The musical strengths of each section will need time with a hoped-for cast album to come. I think the finale may contain some of LaChiusa's best work here, with the "Amy Carter" a close, fun second. Hopefully, he's not done yet. I for one was expecting and hoping to see Alice Roosevelt Longworth on display as the world famous First Daughter or late in life political kingmaker she was. And if he's willing to go even further into the past, both the pithy letters of Abigail Adams and the tormented spirit of Mary Todd Lincoln beg for music. Despite my cavils, in short, I'd like to hear more.

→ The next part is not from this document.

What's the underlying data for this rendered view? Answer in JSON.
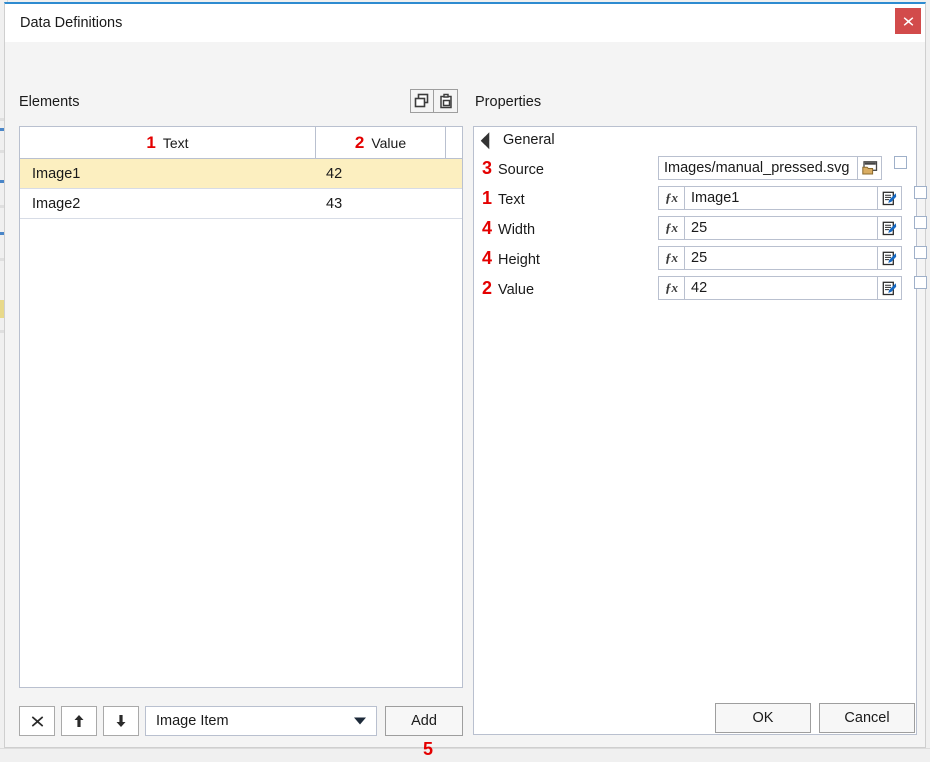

Honeymoon In Vegas **
The Woodsman ***
Constellations ** 1/2
Taylor Mac's A 24 Decade History Of Popular Music 1930s-1950s ** 1/2
Let The Right One In **
Da no rating
A Month In The Country ** 1/2
Parade in Concert at Lincoln Center ** 1/2
Hamilton at the Public ***
The World Of Extreme Happiness ** 1/2
Broadway By The Year 1915-1940 **
Verite * 1/2
Fabulous! *
The Mystery Of Love & Sex **
An Octoroon at Polonsky Shakespeare Center *** 1/2
Fish In The Dark *
The Audience ***
Josephine And I ***
Posterity * 1/2
The Hunchback Of Notre Dame **
Lonesome Traveler **
On The Twentieth Century ***
Radio City Music Hall's New York Spring Spectacular ** 1/2
The Heidi Chronicles *
The Tallest Tree In The Forest * 1/2
Broadway By The Year: 1941-1965 ***
Twelfth Night by Bedlam ***
What You Will by Bedlam *** 1/2
Wolf Hall Parts I and II ** 1/2
Skylight ***
Nellie McKay at 54 Below ***
Ludic Proxy ** 1/2
It Shoulda Been You **
Finding Neverland ** 1/2
Hamlet w Peter Sarsgaard at CSC no stars
The King And I ***
Marilyn Maye -- Her Way: A Tribute To Frank Sinatra at 54 Below ***
Gigi * 1/2
An American In Paris ** 1/2
Doctor Zhivago no stars
Fun Home **
Living On Love * 1/2
Early Shaker Spirituals: A Record Album Interpretation ***
Airline Highway * 1/2
The Two Gentlemen Of Verona (Fiasco Theatre) ***
The Visit (w Chita Rivera) ** 1/2
The Sound And The Fury (ERS) **
Broadway By The Year: 1966-1990 ***
The Spoils * 1/2
Ever After (at Papermill) **
Heisenberg *** 1/2
An Act Of God **
The National High School Musical Theatre Awards ***
Amazing Grace *
The Absolute Brightness Of Leonard Pelkey ** 1/2
Cymbeline (Shakespeare in the Park w Rabe and Linklater) ***
Hamilton *** 1/2
The Christians ***
A Midsummer Night's Dream (Pearl Theatre Company) ** 1/2
Spring Awakening (w Deaf Theatre West) *** 1/2
Daddy Long Legs **
Reread Another **
Fool For Love (w Nina Arianda and Sam Rockwell) ** 1/2
Barbecue (at Public) **
Old Times (w Clive Owen) **
The Bandstand ***
The Gin Game **
Rothschild & Sons ** 1/2
The Inn At Lake Devine **
First Daughter Suite ** 1/2

Thanks for reading. Michael Giltz is the founder and CEO of the forthcoming website BookFilter, a book lover's best friend. Trying to decide what to read next? Head to BookFilter! Need a smart and easy gift? Head to BookFilter? Wondering what new titles came out this week in your favorite categories, like cookbooks and mystery and more? Head to BookFilter! It's a website that lets you browse for books online the way you do in a physical bookstore, provides comprehensive info on new releases every week in every category and offers passionate personal recommendations every step of the way. It's like a fall book preview or holiday gift guide -- but every week in every category. He's also the cohost of Showbiz Sandbox, a weekly pop culture podcast that reveals the industry take on entertainment news of the day and features top journalists and opinion makers as guests. It's available for free on iTunes. Visit Michael Giltz at his website and his daily blog. Download his podcast of celebrity interviews and his radio show, also called Popsurfing and also available for free on iTunes.

Note: Michael Giltz is provided with free tickets to shows with the understanding that he will be writing a review. All productions are in New York City unless otherwise indicated.